Section 76.34 undertakes to impose a charge not measured by dividends paid, as in Home Insurance Co. v. New York, 134 U.S. 594, nor by net income, as in Flint v. Stone Tracy Co., 220 U.S. 107; and those cases are not controlling. The distinction between an imposition the amount of which depends upon dividends or net receipts and one measured by gross returns is clear. U.S. Glue Co. v. Town of Oak Creek, 247 U.S. 321, 328, and earlier opinions there cited.
It is important to observe that although a state statute may properly impose a charge which materially affects interstate
A taxing act which requires payment of a certain percentage of the gross earnings of an interstate carrier but which practically imposes no more than the ordinary charge upon local property may be sustained. U.S. Express Co. v. Minnesota, 223 U.S. 335, Cudahy Packing Co. v. Minnesota, 246 U.S. 450. But if the enactment goes further and burdens property beyond the state, as in Union Tank Line Co. v. Wright, 249 U.S. 275, or amounts to a direct imposition upon interstate commerce itself, as in Galveston Ry. Co. v. Texas, 210 U.S. 217, or lays an impost upon exports, as in Crew Levick Co. v. Pennsylvania, 245 U.S. 292, it violates the Federal Constitution.
Here the statute undertook to impose a charge of 3 per cent. upon every dollar of interest received by the Company from United States bonds. So much, in any event, the State took from these very receipts. This amounts, we think, to an imposition upon the bonds themselves and goes beyond the power of the State.
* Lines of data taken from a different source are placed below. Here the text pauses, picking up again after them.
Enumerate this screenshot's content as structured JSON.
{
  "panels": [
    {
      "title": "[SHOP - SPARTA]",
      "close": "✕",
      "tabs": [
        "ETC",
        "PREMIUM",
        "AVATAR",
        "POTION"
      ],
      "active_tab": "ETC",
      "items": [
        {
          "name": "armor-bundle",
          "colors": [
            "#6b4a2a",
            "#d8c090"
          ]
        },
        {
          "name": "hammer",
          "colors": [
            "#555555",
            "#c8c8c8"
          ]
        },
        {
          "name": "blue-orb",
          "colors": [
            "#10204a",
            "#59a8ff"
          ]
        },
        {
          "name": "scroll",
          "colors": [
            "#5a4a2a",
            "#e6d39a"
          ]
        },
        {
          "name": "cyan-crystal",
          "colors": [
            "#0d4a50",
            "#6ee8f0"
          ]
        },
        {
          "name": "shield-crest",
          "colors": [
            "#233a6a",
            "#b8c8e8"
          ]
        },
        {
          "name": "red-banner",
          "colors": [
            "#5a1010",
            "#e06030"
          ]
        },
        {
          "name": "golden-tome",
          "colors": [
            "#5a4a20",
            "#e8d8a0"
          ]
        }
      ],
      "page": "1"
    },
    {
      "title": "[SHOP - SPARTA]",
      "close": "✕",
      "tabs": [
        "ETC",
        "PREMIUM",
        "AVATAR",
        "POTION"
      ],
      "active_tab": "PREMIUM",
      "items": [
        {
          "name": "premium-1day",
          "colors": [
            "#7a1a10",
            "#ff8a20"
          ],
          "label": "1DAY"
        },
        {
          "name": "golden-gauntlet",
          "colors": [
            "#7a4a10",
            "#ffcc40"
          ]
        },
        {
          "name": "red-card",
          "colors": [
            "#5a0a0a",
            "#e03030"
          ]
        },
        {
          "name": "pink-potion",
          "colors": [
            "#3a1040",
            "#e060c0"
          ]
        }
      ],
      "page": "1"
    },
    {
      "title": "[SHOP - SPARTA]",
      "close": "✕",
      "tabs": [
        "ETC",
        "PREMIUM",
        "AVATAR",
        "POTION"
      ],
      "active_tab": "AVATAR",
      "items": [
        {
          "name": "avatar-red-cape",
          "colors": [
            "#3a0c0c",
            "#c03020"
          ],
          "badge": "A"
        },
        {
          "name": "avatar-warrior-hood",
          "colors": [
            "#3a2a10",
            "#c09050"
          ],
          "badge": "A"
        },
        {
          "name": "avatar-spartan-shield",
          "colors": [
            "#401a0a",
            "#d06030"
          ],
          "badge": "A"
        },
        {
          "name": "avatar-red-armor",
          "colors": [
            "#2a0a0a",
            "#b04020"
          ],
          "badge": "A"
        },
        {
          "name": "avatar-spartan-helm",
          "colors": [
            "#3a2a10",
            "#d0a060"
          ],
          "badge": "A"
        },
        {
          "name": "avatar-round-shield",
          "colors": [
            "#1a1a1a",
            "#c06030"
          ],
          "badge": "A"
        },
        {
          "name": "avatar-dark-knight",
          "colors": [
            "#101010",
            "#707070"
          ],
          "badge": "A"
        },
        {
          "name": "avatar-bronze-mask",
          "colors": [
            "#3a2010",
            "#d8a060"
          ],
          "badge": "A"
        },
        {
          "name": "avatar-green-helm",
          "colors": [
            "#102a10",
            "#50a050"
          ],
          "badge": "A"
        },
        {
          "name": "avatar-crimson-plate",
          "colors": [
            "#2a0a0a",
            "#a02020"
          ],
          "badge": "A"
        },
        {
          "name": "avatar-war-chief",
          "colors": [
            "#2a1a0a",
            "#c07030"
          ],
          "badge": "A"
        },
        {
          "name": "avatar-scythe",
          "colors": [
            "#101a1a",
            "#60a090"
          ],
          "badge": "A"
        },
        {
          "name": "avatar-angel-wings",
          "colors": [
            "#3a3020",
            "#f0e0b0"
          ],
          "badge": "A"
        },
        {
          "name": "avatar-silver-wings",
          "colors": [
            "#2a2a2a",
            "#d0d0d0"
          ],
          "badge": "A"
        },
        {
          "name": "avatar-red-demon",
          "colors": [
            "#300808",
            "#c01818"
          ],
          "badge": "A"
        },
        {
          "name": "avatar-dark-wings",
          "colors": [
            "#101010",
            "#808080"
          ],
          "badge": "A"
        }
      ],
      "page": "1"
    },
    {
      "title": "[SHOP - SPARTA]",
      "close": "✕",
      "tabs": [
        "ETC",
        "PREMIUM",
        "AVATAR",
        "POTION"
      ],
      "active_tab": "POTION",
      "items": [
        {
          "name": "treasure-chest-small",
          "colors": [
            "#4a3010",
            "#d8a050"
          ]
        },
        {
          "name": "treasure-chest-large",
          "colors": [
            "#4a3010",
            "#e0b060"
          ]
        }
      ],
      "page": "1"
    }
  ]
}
The judgment below is reversed; and the cause will be remanded to the Supreme Court of the State of Wisconsin for further proceedings not inconsistent with this opinion.